Bottom Line: The SEC should protect U.S. investors and public companies by increasing transparency and reducing conflicts that are enabled by the extraordinary power of proxy advisory firms. Given the concentrated nature of this influential industry, the Commission should also consider whether other federal agencies have rule-making authority that could be brought to bear, such as the Federal Trade Commission or Department of Justice.

It is adverse to the interests of investors in U.S. public companies to have public companies wasting time and money on meeting demands of proxy advisory firms that achieve no general investor benefit, and in many cases, are contrary to the interest of investors, both in terms of financial impact and in terms of governance.

Proxy advisors waste corporate assets in two ways:

  1. By forcing public companies to spend time, effort and money on "hot topic" governance policies that deliver questionable (at best) benefits to stockholders
  2. In the case of Institutional Shareholder Services by leveraging the transfer of voting power into a revenue-generating private consulting business which has no accountability.

Examples of pointless and harmful governance policies promoted by proxy advisors include: (a) Proxy access, (b) Majority voting, (c) Opposition to Forum Selection Clauses, (d) Prohibition on actions by written consent and other constraints on stockholder rights.

The proxy advisor consulting business model is problematic.
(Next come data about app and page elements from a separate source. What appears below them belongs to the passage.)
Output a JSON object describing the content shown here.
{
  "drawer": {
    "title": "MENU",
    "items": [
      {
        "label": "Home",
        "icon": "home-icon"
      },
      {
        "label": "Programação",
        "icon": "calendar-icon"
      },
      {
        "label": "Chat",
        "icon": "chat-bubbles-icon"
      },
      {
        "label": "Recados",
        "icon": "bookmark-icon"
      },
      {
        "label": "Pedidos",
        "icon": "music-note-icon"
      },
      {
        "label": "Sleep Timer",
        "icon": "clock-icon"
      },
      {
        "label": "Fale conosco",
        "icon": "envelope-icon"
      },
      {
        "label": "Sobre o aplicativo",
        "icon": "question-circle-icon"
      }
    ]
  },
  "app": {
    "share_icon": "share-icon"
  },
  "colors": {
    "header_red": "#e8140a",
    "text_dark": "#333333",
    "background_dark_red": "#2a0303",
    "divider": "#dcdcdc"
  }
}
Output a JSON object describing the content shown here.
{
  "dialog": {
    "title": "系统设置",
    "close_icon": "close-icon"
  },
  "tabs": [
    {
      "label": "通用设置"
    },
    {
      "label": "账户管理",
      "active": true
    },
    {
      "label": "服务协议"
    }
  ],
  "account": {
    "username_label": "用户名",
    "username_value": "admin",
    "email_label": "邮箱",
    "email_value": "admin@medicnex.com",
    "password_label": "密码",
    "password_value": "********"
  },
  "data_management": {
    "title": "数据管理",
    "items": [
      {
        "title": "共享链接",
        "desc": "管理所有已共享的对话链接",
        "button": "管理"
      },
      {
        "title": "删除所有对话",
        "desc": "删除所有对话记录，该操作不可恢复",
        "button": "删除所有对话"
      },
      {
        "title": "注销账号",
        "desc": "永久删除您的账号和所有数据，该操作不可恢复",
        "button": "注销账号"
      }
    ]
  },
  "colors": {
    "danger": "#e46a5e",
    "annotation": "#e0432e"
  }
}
It takes the power of the individual stockholder under corporate law and listing rules is first transferred to the asset manager, who then transfers the power to the PAF, who then uses that power to obtain consulting fees related to proxy advisor policies, which may bear no relationship to the interests of the stockholder.

The Commission should consider the following recommendations:

  1. Balanced Disclosure of Proxy Advisor Policies -- Require proxy advisors to publish reports on each existing and proposed voting policy and on each item used to rate public companies (such as those used in ISS's Quality Score).
  2. Require Full Disclosure of Policy Calculations and Weightings -- Proxy advisory firms should be required to fully disclose their policies so that policy outcomes can be independently assessed against given facts.
  3. Require an Opportunity for Feedback on Voting Recommendations -- Several commentators have pointed out the tendency of proxy advisors to make misleading claims or outright errors in voting recommendations. Issuers should have the ability to respond and provide feedback to proxy advisor vote recommendations so that shareholders are properly informed on certain issues prior to voting.
  4. Asset Manager Disclosure -- Asset managers should be required to annually disclose the use of proxy advisors, and their adherence to their recommendations. Asset managers should also publicly confirm their support of the proxy advisor policies, and in doing so, republish the balanced disclosure of their policies.
  5. Eliminate Relative Ranking of Public Companies -- Relative ranking of public companies on governance, environmental disclosure and social policies creates an arms race environment, as public companies are pitted against each other and only one player benefits -- the proxy advisory firms.  

Read the full comment letter here